Accordingly, we are compelled to believe in the origin of many distinct "species" by some sort of natural process within the period of time covered by human life; for it is a well authenticated fact that man lived before the great world-changes which are revealed to us by geology.
But some equally well established facts regarding the human race itself
have a very important bearing upon the problem we are here considering.
Fifty or seventy-five years ago, Louis Agassiz and many other scientists
taught that the human race is not a unit, but that it is made from several
original stocks. This is the theory of the Pre-Adamites, which was widely
taught about the third quarter of the nineteenth century. We have discarded
this error; yet the problem of the great diversity in the races of mankind
is still unsolved. For several races of mankind are quite as distinct from
each other as are many "species" among animals and plants. Undoubtedly

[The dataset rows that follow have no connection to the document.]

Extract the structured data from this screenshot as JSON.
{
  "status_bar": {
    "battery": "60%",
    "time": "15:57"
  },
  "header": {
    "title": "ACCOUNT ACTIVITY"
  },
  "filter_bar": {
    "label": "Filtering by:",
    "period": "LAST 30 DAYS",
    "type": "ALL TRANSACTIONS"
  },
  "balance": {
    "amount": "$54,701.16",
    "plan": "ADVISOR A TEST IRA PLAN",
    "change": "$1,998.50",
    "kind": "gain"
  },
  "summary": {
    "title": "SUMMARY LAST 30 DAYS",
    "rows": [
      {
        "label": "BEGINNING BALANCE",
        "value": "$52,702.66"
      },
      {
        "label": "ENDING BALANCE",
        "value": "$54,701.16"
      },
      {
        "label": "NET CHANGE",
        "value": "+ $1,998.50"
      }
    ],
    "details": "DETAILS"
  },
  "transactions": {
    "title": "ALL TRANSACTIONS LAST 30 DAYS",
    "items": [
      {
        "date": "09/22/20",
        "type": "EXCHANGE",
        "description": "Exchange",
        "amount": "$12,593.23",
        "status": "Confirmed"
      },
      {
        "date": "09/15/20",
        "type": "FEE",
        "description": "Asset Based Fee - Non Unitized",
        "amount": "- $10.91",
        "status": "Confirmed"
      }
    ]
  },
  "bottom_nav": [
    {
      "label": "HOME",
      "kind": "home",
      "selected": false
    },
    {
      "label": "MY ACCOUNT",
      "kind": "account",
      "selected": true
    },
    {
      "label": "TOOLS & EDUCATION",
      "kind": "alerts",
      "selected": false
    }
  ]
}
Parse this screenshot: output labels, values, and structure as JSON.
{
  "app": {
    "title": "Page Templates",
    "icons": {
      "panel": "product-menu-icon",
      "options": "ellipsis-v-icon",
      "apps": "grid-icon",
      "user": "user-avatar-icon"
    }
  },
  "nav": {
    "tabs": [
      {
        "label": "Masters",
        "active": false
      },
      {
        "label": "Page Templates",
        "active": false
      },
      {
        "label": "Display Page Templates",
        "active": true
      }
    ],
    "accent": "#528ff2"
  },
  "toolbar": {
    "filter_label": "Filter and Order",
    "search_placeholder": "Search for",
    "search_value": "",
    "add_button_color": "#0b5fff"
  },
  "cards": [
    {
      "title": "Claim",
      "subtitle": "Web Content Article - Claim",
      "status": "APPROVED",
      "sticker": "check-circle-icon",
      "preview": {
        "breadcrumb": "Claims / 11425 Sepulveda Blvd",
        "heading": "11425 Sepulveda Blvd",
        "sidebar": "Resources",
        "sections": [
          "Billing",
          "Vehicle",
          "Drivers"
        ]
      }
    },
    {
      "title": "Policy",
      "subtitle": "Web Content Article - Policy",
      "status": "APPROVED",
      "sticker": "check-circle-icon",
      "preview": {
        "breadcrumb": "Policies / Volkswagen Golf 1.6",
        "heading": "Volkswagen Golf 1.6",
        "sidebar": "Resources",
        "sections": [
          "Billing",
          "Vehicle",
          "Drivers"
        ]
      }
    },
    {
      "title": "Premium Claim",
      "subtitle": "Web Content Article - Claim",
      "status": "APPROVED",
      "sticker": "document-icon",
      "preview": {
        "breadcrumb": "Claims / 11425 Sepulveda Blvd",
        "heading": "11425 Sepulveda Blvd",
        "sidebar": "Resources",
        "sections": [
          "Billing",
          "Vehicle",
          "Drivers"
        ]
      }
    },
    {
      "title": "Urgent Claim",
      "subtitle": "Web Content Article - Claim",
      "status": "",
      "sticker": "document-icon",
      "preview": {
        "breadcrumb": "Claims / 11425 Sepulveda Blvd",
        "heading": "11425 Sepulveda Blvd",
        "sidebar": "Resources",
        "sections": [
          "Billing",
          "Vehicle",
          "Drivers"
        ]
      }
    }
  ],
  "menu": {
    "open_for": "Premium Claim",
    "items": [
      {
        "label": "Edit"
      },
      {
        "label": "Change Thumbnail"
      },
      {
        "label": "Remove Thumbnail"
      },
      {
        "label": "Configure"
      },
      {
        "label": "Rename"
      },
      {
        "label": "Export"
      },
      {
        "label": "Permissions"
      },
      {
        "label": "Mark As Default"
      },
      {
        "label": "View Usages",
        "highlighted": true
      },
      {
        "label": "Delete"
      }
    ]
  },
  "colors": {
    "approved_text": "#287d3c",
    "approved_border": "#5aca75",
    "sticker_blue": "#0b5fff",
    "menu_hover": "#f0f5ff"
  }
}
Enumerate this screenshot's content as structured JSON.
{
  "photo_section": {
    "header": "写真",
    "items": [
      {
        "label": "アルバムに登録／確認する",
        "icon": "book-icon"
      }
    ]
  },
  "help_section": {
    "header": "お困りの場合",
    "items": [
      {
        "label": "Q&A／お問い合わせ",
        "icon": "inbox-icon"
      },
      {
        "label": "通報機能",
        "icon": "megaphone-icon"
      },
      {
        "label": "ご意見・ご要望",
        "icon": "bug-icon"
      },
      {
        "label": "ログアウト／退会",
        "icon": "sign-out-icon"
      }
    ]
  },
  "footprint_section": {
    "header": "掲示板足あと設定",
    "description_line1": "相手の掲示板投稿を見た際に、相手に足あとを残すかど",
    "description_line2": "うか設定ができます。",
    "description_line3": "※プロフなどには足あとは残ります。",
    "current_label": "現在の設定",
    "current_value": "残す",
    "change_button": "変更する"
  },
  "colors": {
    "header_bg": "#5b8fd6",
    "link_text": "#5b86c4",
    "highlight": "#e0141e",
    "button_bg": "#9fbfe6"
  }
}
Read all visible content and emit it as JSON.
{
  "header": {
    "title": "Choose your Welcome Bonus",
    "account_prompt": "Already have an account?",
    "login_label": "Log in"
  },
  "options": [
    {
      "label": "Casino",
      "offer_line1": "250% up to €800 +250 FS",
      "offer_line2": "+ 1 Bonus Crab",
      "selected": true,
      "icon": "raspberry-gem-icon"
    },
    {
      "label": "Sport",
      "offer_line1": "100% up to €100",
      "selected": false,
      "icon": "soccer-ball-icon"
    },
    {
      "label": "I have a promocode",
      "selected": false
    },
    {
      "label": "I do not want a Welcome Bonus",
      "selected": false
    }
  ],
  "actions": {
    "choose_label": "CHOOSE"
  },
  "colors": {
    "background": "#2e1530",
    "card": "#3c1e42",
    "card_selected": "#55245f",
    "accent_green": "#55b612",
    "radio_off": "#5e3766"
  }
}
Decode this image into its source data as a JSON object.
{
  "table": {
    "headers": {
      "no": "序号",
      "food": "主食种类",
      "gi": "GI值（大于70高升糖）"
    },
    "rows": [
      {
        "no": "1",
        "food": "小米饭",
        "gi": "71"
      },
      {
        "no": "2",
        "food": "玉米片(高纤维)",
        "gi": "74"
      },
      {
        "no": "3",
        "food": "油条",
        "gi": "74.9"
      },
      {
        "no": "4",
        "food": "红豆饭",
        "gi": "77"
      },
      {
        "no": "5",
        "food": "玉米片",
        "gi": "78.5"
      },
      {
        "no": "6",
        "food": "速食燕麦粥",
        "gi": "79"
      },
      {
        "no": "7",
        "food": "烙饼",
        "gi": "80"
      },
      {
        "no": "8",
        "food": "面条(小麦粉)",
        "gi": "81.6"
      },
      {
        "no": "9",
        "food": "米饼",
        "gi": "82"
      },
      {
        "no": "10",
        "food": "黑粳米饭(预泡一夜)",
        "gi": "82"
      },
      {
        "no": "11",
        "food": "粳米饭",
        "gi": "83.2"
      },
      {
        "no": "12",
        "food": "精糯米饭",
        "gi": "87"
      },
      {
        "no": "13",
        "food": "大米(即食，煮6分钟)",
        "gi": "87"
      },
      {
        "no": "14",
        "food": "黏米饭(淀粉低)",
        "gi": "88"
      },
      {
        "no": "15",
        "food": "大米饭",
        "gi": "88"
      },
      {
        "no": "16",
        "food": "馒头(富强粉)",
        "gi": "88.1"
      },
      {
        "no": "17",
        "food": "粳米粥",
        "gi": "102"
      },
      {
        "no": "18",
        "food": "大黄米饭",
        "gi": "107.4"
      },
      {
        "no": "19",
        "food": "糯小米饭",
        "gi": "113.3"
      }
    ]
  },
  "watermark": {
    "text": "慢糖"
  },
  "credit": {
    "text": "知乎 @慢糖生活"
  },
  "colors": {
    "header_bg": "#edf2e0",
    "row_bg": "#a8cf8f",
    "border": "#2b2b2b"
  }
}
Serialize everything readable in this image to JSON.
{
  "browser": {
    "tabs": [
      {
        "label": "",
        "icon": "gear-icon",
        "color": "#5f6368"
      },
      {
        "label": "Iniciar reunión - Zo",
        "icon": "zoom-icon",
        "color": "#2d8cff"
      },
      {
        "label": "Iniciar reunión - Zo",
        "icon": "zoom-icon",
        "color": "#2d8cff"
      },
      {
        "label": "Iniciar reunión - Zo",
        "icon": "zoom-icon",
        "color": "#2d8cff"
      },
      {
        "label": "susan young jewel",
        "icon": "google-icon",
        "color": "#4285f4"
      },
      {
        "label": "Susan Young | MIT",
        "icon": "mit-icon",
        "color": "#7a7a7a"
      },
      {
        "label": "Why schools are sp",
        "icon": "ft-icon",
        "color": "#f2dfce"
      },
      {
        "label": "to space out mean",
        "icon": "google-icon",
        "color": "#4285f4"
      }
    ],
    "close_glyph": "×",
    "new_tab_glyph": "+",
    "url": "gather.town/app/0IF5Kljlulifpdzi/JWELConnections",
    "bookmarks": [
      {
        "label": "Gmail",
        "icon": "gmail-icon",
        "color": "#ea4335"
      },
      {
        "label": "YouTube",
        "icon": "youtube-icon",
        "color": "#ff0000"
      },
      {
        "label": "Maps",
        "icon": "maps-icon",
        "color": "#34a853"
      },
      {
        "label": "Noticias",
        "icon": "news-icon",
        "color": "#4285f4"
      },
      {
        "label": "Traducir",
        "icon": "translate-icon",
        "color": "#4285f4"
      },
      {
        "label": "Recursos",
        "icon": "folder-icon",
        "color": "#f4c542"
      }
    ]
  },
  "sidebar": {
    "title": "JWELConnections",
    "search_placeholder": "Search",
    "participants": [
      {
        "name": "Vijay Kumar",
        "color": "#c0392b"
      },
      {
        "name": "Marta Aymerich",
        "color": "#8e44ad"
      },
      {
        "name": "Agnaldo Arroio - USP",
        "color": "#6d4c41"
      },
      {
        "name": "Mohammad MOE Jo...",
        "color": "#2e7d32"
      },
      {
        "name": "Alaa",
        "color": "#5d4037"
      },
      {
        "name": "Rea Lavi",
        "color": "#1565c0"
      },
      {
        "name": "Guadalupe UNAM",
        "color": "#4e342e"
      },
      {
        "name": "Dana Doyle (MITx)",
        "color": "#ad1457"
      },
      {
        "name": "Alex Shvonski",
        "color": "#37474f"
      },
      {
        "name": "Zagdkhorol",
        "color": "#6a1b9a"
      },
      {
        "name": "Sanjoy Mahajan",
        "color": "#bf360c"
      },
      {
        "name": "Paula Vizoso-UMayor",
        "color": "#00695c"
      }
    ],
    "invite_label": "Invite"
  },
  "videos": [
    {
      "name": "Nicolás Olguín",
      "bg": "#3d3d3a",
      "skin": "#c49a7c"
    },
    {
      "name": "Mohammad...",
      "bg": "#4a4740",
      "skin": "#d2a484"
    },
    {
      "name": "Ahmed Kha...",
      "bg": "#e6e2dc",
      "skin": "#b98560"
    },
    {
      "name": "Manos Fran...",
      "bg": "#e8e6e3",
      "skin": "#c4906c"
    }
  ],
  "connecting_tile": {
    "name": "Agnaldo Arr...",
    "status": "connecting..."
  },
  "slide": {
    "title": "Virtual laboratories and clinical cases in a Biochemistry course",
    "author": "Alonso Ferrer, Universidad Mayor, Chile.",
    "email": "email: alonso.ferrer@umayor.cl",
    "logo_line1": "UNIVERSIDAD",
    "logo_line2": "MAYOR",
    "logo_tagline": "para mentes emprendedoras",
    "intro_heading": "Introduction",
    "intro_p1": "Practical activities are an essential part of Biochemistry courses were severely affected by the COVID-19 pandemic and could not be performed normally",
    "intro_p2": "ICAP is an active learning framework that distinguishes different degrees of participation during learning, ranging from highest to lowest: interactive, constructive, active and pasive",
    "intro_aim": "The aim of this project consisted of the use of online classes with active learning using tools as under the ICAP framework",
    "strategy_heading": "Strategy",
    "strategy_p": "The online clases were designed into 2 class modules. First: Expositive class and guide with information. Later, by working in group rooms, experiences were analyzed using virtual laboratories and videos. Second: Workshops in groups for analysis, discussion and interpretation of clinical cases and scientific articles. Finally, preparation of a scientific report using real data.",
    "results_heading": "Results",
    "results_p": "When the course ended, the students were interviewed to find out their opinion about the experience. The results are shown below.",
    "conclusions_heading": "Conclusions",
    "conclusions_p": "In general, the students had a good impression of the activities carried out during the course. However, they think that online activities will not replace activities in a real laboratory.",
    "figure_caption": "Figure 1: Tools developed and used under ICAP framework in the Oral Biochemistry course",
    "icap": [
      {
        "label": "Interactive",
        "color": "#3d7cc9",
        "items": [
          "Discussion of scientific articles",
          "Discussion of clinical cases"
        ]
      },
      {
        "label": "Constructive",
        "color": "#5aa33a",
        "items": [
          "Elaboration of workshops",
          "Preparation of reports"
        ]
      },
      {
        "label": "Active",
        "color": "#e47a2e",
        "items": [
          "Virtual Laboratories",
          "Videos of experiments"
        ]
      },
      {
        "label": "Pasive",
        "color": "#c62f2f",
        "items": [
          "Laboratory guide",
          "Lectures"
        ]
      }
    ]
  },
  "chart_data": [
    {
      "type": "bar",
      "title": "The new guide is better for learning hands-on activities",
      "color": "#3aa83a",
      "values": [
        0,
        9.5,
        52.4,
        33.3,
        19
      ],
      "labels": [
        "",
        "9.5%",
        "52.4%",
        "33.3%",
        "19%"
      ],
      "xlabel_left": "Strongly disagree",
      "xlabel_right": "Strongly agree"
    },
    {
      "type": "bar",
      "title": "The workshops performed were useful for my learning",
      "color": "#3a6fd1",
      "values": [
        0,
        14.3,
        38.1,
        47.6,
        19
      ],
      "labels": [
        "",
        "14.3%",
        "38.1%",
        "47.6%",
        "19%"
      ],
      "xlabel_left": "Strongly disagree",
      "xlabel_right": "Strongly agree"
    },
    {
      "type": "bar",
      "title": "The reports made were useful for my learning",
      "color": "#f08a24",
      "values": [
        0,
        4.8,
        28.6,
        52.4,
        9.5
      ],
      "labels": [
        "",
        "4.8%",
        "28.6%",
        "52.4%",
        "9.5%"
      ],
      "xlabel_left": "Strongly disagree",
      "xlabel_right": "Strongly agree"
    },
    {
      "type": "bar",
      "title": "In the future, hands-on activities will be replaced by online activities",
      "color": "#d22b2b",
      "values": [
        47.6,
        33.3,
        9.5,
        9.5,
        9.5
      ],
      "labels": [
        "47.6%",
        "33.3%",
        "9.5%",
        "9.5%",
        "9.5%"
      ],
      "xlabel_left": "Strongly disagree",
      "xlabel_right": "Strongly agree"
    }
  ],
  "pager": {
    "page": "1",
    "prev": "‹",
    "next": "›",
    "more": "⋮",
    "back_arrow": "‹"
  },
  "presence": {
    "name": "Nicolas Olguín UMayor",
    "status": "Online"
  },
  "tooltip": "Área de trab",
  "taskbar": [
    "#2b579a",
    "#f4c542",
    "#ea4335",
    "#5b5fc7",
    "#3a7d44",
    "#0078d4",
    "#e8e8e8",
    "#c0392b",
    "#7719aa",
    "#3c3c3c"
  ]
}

there has been more mixture of these races of man than there seems to be
now going on between the various species of animals and plants. But even
among the latter many recent writers think that hybridization has played
an important part in producing new "species."
The Great Dispersion
The believer in the Bible will very reasonably connect this formation of the distinct races of mankind with the great Dispersion, as recorded in the eleventh chapter of Genesis. Such a segregation of mankind into several distinct races would assist in accomplishing the same purpose as the confusion of tongues and the compulsory dispersion of the separated units of the race, which was (as stated in the Bible) to insure the peopling of the entire earth, and to prevent the formation of a great, crushing, centralized world-despotism, which was even then threatening to stifle the free development of human liberty.
But these facts regarding mankind throw much light upon the problem of the origin of "species" among both plants and animals. It was a completely desolated earth that lay out before the survivors of that great world-disaster. Even the animals that had survived must have felt the extreme of hardship and privation, as they spread abroad. But —
"The world was all before them, where to choose
That tendency toward "adaptation" that we see every-where among living
organisms, could not fail to produce very quickly great changes in the
animals and plants, resulting in a great multiplication of different kinds,
or "species" in the more restricted sense of this word. Just as we see
millions of cells busily engaged in healing a wound or in combating a disease,
so we know that this same Power behind nature was here intent on helping
the world as a whole, which had been terribly wounded and was sick almost
to death. Evidently it was in this way that much of the great diversity
was produced which we see around us among the plants and the animals.
And yet, as we compare our present larger animals, such as the
bear, the lion, the elephant, the hippopotamus, the elk, or the beaver,
and hundreds of others might be mentioned, with those superb "giants of
the prime" that we find as fossils in the Pleistocene beds of all the continents,
we cannot be blind to the marked evidences of degeneracy among the modern
kinds. This is not confined to the mammals; it is an almost universal phenomenon
throughout the animal kingdom. As Sir William Dawson has expressed it,
"All things left to themselves seem to degenerate."
Regarding the Los Angeles skeletons recently discovered, we are not yet sufficiently familiar with all the facts involved to enable us to pronounce definitely.
But from all these facts, we learn that degeneracy and not progressive evolution has dogged the footsteps of all created forms, including man himself.